This year’s Summer Olympic and Paralympic Games in Tokyo succeeded despite COVID-19 worries persisting to the last minute. Essential to the games’ accomplishment was the hard work and dedication of the 1.9 million Japanese citizens and residents who held jobs related to the nation’s first summer games since 1964.
Among the organizers was Cal State Fullerton marketing grad Shogo Nishiyori ’07, who has developed a sports marketing and athlete management career, first in the U.S., and then in his native Japan since 2010.
Originally, Nishiyori joined the Tokyo 2020 Organizing Committee as a senior manager in the Marketing Bureau’s Sales Planning Division (Business Development).
“We were responsible for the sales of partner sponsorships and games-related events and were fortunate to have an abundance of domestic and foreign entities eager to be a part of the games,” recalls Nishiyori. “I recall being in disbelief when we realized we had 75 partners, with a year to go (in 2019). This figure was exponentially larger than any of the previous games had accomplished, and it was gratifying knowing we made our mark on history.”
The Tokyo 2020 organizing committee raised over $3 billion from national partnerships, eclipsing the $1 billion record set by the London 2012 Games.
Later in 2019, Nishiyori transferred to the team overseeing The Worldwide Olympic Partnerships – the highest partnership tier in Olympic marketing.

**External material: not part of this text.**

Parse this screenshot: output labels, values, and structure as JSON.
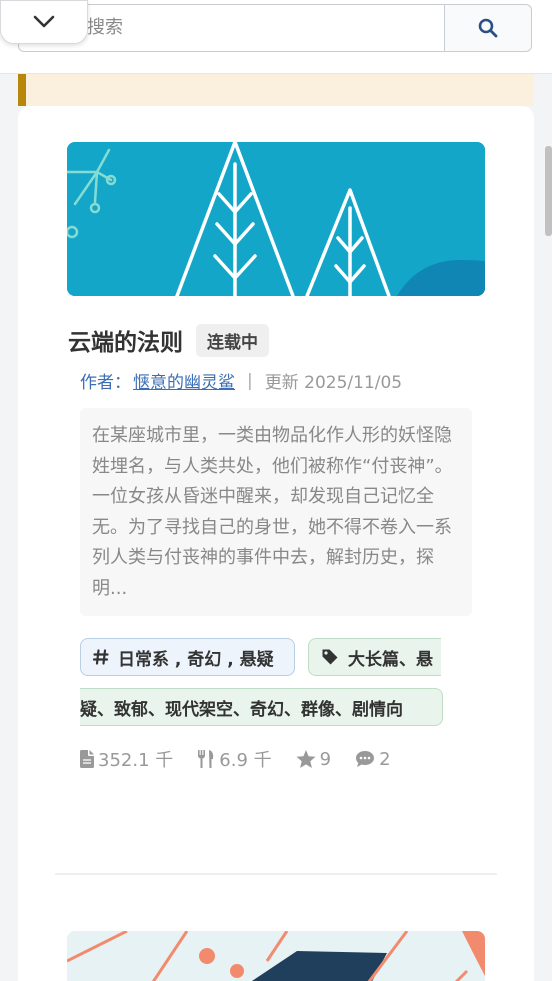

“I was promoted as a director, and my main role was to manage the marketing elements of multiple cross-functional projects, which typically required extensive levels of knowledge and finesse surrounding contractual and non-contractual Olympic marketing rights and the activation elements that surround it,” says Nishiyori. “Over the course of two years, I was fortunate to be a key member of the Tokyo 2020 Podium Project – an unprecedented initiative using recycled material to create the Tokyo 2020 podium; as well as the Opening Ceremonies Placard Bearer Project.”
Seeing Tokyo 2020 Through the Pandemic
When the International Olympic Committee announced the one-year postponement of Tokyo 2020 on March 24, 2020, due to the COVID-19 pandemic, it was the first time in modern Olympic history that the games were put on hold but not cancelled. It also raised questions of whether Japan’s historical record of Olympic misfortune would continue.
In 1940, Tokyo was set to host the games, then a first for an Asian nation, but forfeited the games due to World War II. Tokyo 2020 had been in doubt even when the games were first awarded in 2013, due to the aftermath of the Fukishima nuclear accident.
“COVID-19 and the postponement of the games impacted our work tremendously. It really wasn’t until after the no-spectators policy was decided that things took a turn. There was a lot of chaos due to uncertainty as we faced dealing with risk assessment on an unprecedented scale for the world’s biggest sporting event. It definitely felt like Tokyo 2020 was dealt some bad cards,” says Nishiyori.
“I found myself on my toes 24/7 to support partners on COVID countermeasures and restricted access to spectate any venues or competitions. It was honestly a tough pill to swallow because it was a once-in-a-lifetime experience to host the games in my hometown, and Tokyo was so well prepared.”
While pandemic protocols and events without spectators put a damper on the games, Nishiyori is proud that he and his colleagues contributed to the games’ ultimate success.
“Tokyo 2020 was resilient because hard work is a traditional virtue Japanese society still holds as being glorious. The majority of staff worked around the clock to align stakeholders and delivery obligations to the best of our capabilities. It was definitely not easy to overcome the adversity, but I believe the commitment and dedication of staff was unprecedented and the hard work paid off with the Tokyo 2020 Games being held safely and securely as initially promised,” he says.
A Journey from CSUF to the Olympics
In 2004, Nishiyori was a transfer student from Bradley University in Peoria, Illinois, who chose Cal State Fullerton because he previously lived in Orange County and wanted to return and participate in the Southern California Japanese American community.
A career in sports marketing was born in a general education sociology class at Cal State Fullerton and a connection to a sports marketing career opportunity.
Nishiyori went on to travel the world as a sports marketer, managed Olympic Athletes (including figure skaters, snowboarders and tennis players), and completed MLB, NFL and European soccer team sponsorship deals.
“My career has intentionally always surrounded sports. It’s where my passion resides, and I’ve pursued the betterment of my sports marketing knowledge and experience each step of the way. I feel fortunate to have created a career in the sports industry, and I have enjoyed some very special moments,” he says.
“I believe CSUF provides a beneficial experience and education for international students, but I do stress that college is all that you make it out to be. Proactively involving yourself is key, whether it’s for intramurals or group assignments in class. Making connections is one of the most productive things an international student can do, especially if he or she is thinking about pursuing a career in the U.S. I encourage international students to maximize their experience by simply being more assertive. Get involved and make connections to expand your horizon. Also, don’t forget to enjoy the Southern California sun, too.”
With Tokyo 2020 now in the rear-view mirror, Nishiyori plans to return to the United States in pursuit of a senior sports marketing career.